### Records shown
---

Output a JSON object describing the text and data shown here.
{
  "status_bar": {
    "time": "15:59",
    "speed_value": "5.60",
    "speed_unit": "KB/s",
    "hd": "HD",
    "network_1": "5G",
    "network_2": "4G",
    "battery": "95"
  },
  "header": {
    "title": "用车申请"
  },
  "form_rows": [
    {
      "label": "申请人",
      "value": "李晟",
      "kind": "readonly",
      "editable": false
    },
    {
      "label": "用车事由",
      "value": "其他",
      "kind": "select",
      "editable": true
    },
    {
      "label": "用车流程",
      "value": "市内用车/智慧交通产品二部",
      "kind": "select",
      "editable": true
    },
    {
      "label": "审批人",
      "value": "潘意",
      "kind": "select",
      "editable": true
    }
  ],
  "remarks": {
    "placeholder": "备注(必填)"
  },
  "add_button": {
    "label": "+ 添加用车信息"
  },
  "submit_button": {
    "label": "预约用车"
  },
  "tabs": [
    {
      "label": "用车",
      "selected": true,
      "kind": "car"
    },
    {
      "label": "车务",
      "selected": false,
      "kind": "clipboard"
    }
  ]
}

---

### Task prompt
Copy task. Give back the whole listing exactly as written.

### Result
Output a JSON object describing the text and data shown here.
{
  "status_bar": {
    "time": "15:59",
    "speed_value": "5.60",
    "speed_unit": "KB/s",
    "hd": "HD",
    "network_1": "5G",
    "network_2": "4G",
    "battery": "95"
  },
  "header": {
    "title": "用车申请"
  },
  "form_rows": [
    {
      "label": "申请人",
      "value": "李晟",
      "kind": "readonly",
      "editable": false
    },
    {
      "label": "用车事由",
      "value": "其他",
      "kind": "select",
      "editable": true
    },
    {
      "label": "用车流程",
      "value": "市内用车/智慧交通产品二部",
      "kind": "select",
      "editable": true
    },
    {
      "label": "审批人",
      "value": "潘意",
      "kind": "select",
      "editable": true
    }
  ],
  "remarks": {
    "placeholder": "备注(必填)"
  },
  "add_button": {
    "label": "+ 添加用车信息"
  },
  "submit_button": {
    "label": "预约用车"
  },
  "tabs": [
    {
      "label": "用车",
      "selected": true,
      "kind": "car"
    },
    {
      "label": "车务",
      "selected": false,
      "kind": "clipboard"
    }
  ]
}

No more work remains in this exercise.